Ben GibsonSenior Analyst IJuly 19, 2012

LYTHAM ST ANNES, ENGLAND - JULY 19:  Nicolas Colsaerts of Belgium walks to the 18th green during the first round of the 141st Open Championship at Royal Lytham & St Annes Golf Club on July 19, 2012 in Lytham St Annes, England.  (Photo by Ross Kinnaird/Getty Images)
Ross Kinnaird/Getty Images

Most Americans probably took a quick glimpse at the leaderboard on Thursday with one question on their lips.

Who is Nicolas Colsaerts?

The 29-year-old Belgian may not be a household name yet, but the quirky British Open may be the perfect place to begin his campaign for respect.

Colsaerts may be young, but he has been experiencing professional golf pressure for quite some time. Turning pro at age 18, the Belgian star had already won three events as an amateur and carried the expectations of an entire country on his shoulders.

The weight proved to be pretty heavy.

Colsaerts, before 2012, had made few waves on the golf scene. He briefly led in 2006 in the Irish Open before falling out of contention.
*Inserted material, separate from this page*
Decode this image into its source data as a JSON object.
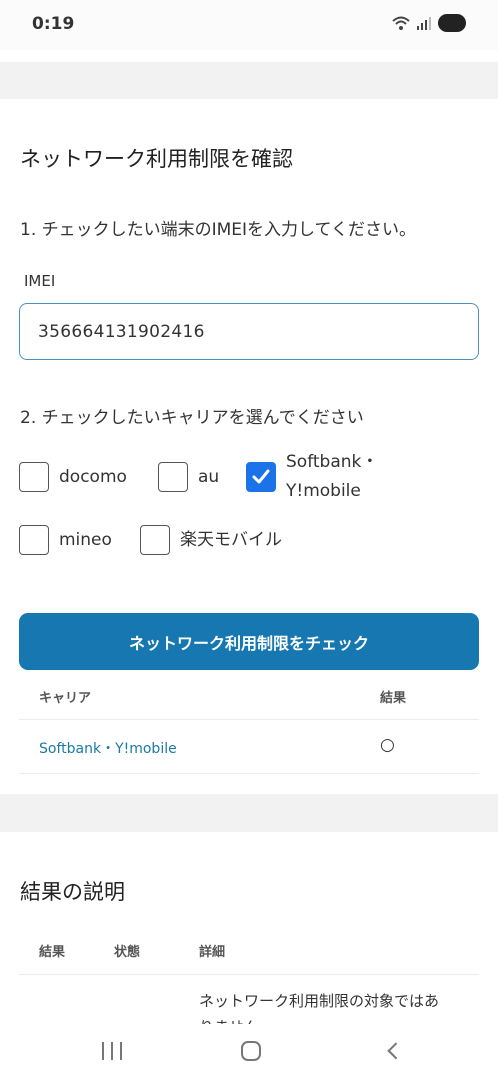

His inconsistent play cost him his European card, and the once-future phenom had to earn back his playing privileges on the Challenge Tour in Europe.

Rather than feeling sorry for himself and quitting, the young man rededicated himself and has come back as a truly tough player physically and mentally.

After finishing third on the Challenge Tour, Colsaerts has won two European Tour events, including the Volvo World Match Play Championship this past May.

Colsaerts went through a gauntlet to earn his biggest title to date, defeating three major champions along the way with Justin Rose and Brandt Snedeker to boot.

The win propelled the seemingly unknown player into the top 50 in the world rankings, and he continued to make waves in the U.S. Open.

Though it may be forgotten with the drama between Jim Furyk and Webb Simpson on Sunday, Colsaerts actually was tied for the lead on Saturday and was only three off the lead entering the final round.

With his length, Colsaerts can play back and still have realistic shots on the greens of Royal Lytham & St Anne's. Knocking the ball on 16 of 18 greens, including a dramatic eagle two on the second-hole par four, Colsaerts proved he has the game to compete.

Most importantly though, he has confidence.

While he may only have two majors worth of experience, the Open Championship has been the location for unexpected results.

If you don't believe me, ask Todd Hamilton, Ben Curtis or Louis Oosthuizen.

Colsaerts may have faded last month, but do not expect a similar result this time around. The Belgian has learned from 12 years of playing across the continent.

This may be his moment to grab the spotlight.